[Element data from apps and pages]

+===+

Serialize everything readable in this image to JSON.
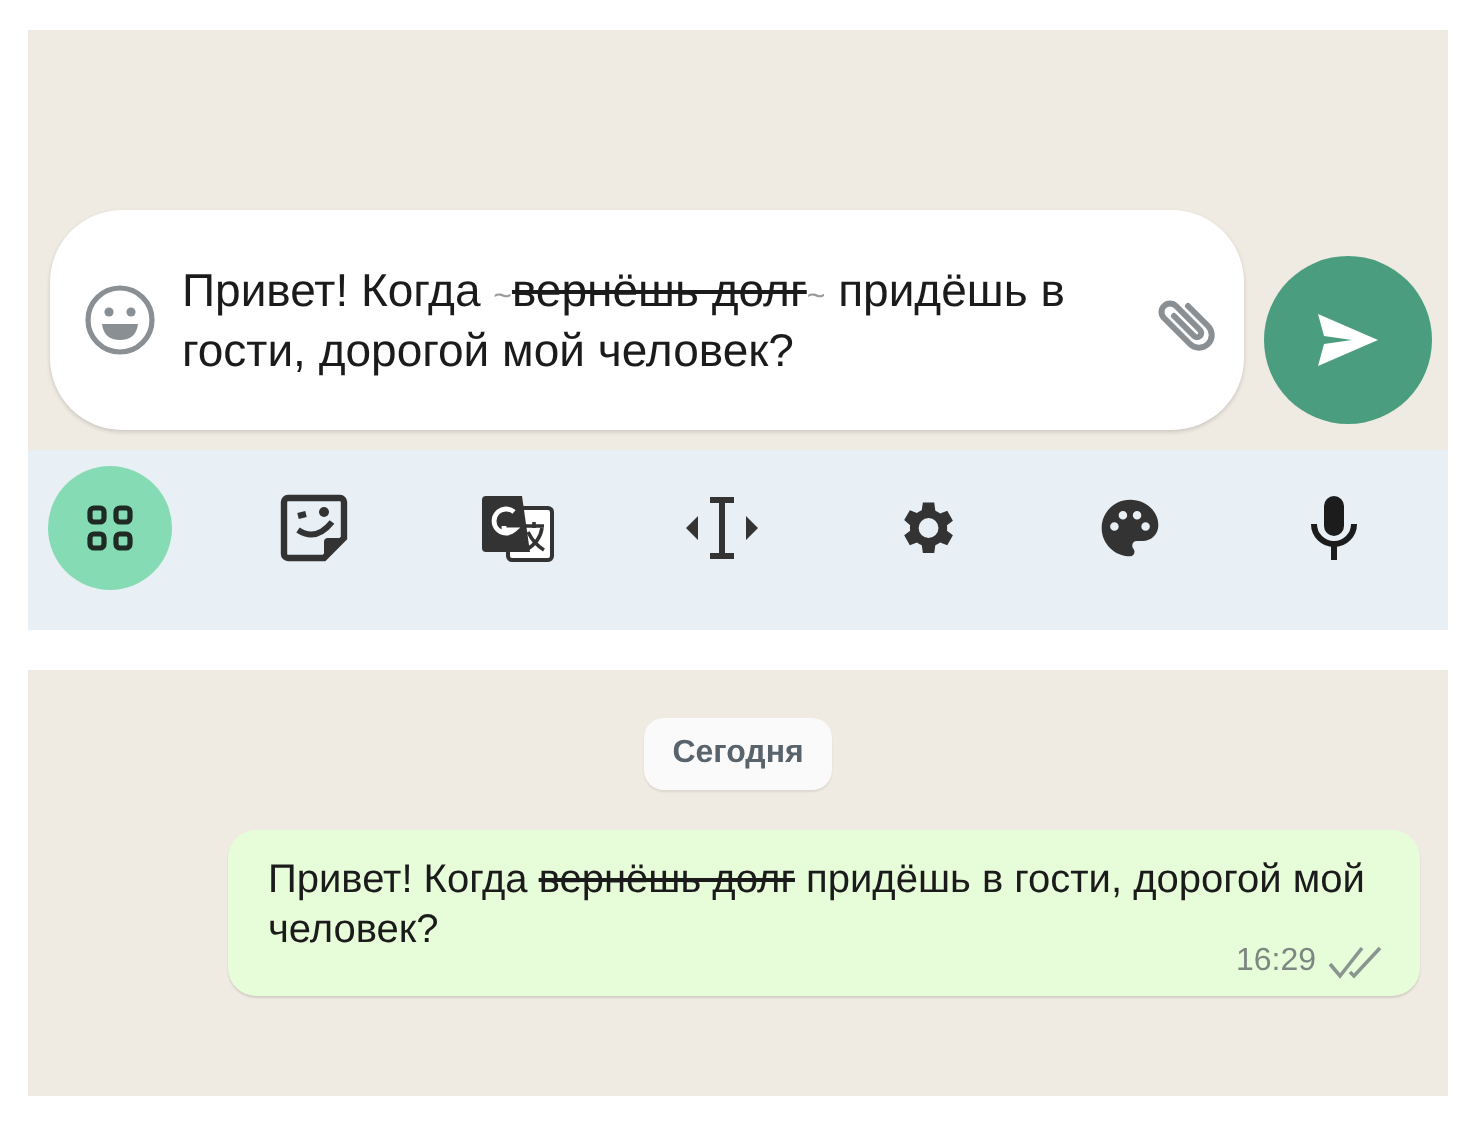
{
  "composer": {
    "segments": [
      {
        "kind": "text",
        "text": "Привет! Когда "
      },
      {
        "kind": "marker",
        "text": "~"
      },
      {
        "kind": "strike",
        "text": "вернёшь долг"
      },
      {
        "kind": "marker",
        "text": "~"
      },
      {
        "kind": "text",
        "text": " придёшь в гости, дорогой мой человек?"
      }
    ]
  },
  "toolbar": {
    "items": [
      {
        "selected": true
      },
      {
        "selected": false
      },
      {
        "selected": false
      },
      {
        "selected": false
      },
      {
        "selected": false
      },
      {
        "selected": false
      },
      {
        "selected": false
      }
    ]
  },
  "chat": {
    "date": "Сегодня",
    "message": {
      "segments": [
        {
          "kind": "text",
          "text": "Привет! Когда "
        },
        {
          "kind": "strike",
          "text": "вернёшь долг"
        },
        {
          "kind": "text",
          "text": " придёшь в гости, дорогой мой человек?"
        }
      ],
      "time": "16:29"
    }
  }
}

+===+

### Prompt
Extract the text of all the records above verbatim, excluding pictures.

### Answer to this exercise
Serialize everything readable in this image to JSON.
{
  "composer": {
    "segments": [
      {
        "kind": "text",
        "text": "Привет! Когда "
      },
      {
        "kind": "marker",
        "text": "~"
      },
      {
        "kind": "strike",
        "text": "вернёшь долг"
      },
      {
        "kind": "marker",
        "text": "~"
      },
      {
        "kind": "text",
        "text": " придёшь в гости, дорогой мой человек?"
      }
    ]
  },
  "toolbar": {
    "items": [
      {
        "selected": true
      },
      {
        "selected": false
      },
      {
        "selected": false
      },
      {
        "selected": false
      },
      {
        "selected": false
      },
      {
        "selected": false
      },
      {
        "selected": false
      }
    ]
  },
  "chat": {
    "date": "Сегодня",
    "message": {
      "segments": [
        {
          "kind": "text",
          "text": "Привет! Когда "
        },
        {
          "kind": "strike",
          "text": "вернёшь долг"
        },
        {
          "kind": "text",
          "text": " придёшь в гости, дорогой мой человек?"
        }
      ],
      "time": "16:29"
    }
  }
}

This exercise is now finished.